===== Material supplied

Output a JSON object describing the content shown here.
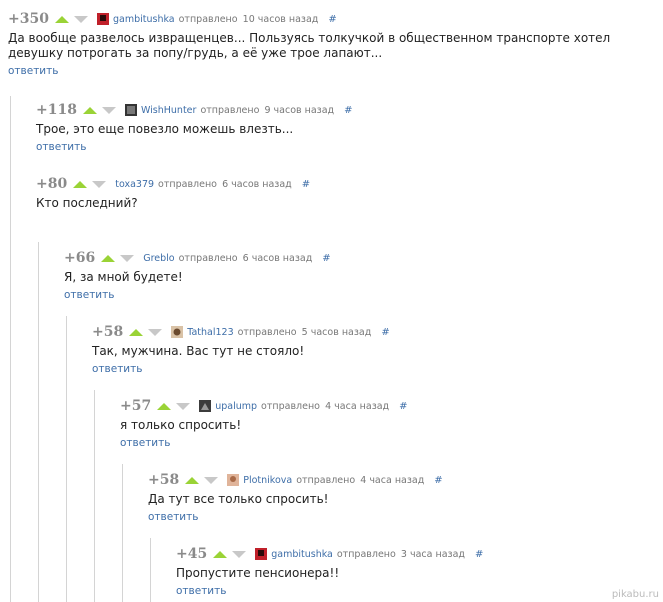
{
  "reply_label": "ответить",
  "sent_label": "отправлено",
  "hash_label": "#",
  "watermark": "pikabu.ru",
  "colors": {
    "up_arrow": "#9ad336",
    "down_arrow": "#c8c8c8",
    "link": "#3e6ea8"
  },
  "comments": [
    {
      "rating": "+350",
      "user": "gambitushka",
      "time": "10 часов назад",
      "text": "Да вообще развелось извращенцев... Пользуясь толкучкой в общественном транспорте хотел девушку потрогать за попу/грудь, а её уже трое лапают...",
      "avatar": "red"
    },
    {
      "rating": "+118",
      "user": "WishHunter",
      "time": "9 часов назад",
      "text": "Трое, это еще повезло можешь влезть...",
      "avatar": "dark"
    },
    {
      "rating": "+80",
      "user": "toxa379",
      "time": "6 часов назад",
      "text": "Кто последний?",
      "avatar": "none"
    },
    {
      "rating": "+66",
      "user": "Greblo",
      "time": "6 часов назад",
      "text": "Я, за мной будете!",
      "avatar": "none"
    },
    {
      "rating": "+58",
      "user": "Tathal123",
      "time": "5 часов назад",
      "text": "Так, мужчина. Вас тут не стояло!",
      "avatar": "face"
    },
    {
      "rating": "+57",
      "user": "upalump",
      "time": "4 часа назад",
      "text": "я только спросить!",
      "avatar": "dark"
    },
    {
      "rating": "+58",
      "user": "Plotnikova",
      "time": "4 часа назад",
      "text": "Да тут все только спросить!",
      "avatar": "face"
    },
    {
      "rating": "+45",
      "user": "gambitushka",
      "time": "3 часа назад",
      "text": "Пропустите пенсионера!!",
      "avatar": "red"
    }
  ]
}
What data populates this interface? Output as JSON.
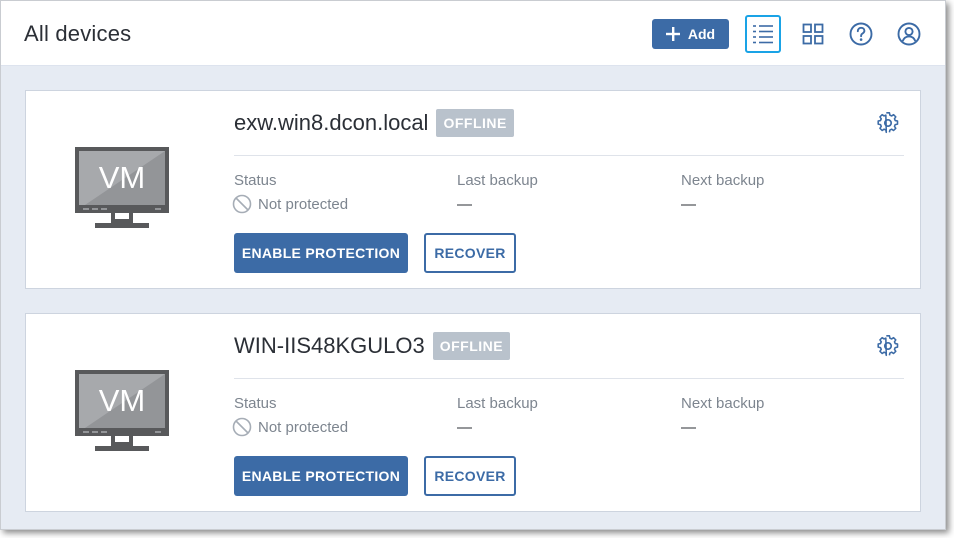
{
  "header": {
    "title": "All devices",
    "add_label": "Add",
    "icons": [
      "list-view-icon",
      "grid-view-icon",
      "help-icon",
      "account-icon"
    ]
  },
  "colors": {
    "primary": "#3c6ba6",
    "active_outline": "#1aa3e6",
    "badge": "#b9c2cc",
    "background": "#e6ebf3"
  },
  "devices": [
    {
      "name": "exw.win8.dcon.local",
      "badge": "OFFLINE",
      "vm_label": "VM",
      "status_label": "Status",
      "status_value": "Not protected",
      "last_backup_label": "Last backup",
      "last_backup_value": "—",
      "next_backup_label": "Next backup",
      "next_backup_value": "—",
      "enable_label": "ENABLE PROTECTION",
      "recover_label": "RECOVER"
    },
    {
      "name": "WIN-IIS48KGULO3",
      "badge": "OFFLINE",
      "vm_label": "VM",
      "status_label": "Status",
      "status_value": "Not protected",
      "last_backup_label": "Last backup",
      "last_backup_value": "—",
      "next_backup_label": "Next backup",
      "next_backup_value": "—",
      "enable_label": "ENABLE PROTECTION",
      "recover_label": "RECOVER"
    }
  ]
}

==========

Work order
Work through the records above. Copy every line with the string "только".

Task response
      "text": "я только спросить!",
      "text": "Да тут все только спросить!",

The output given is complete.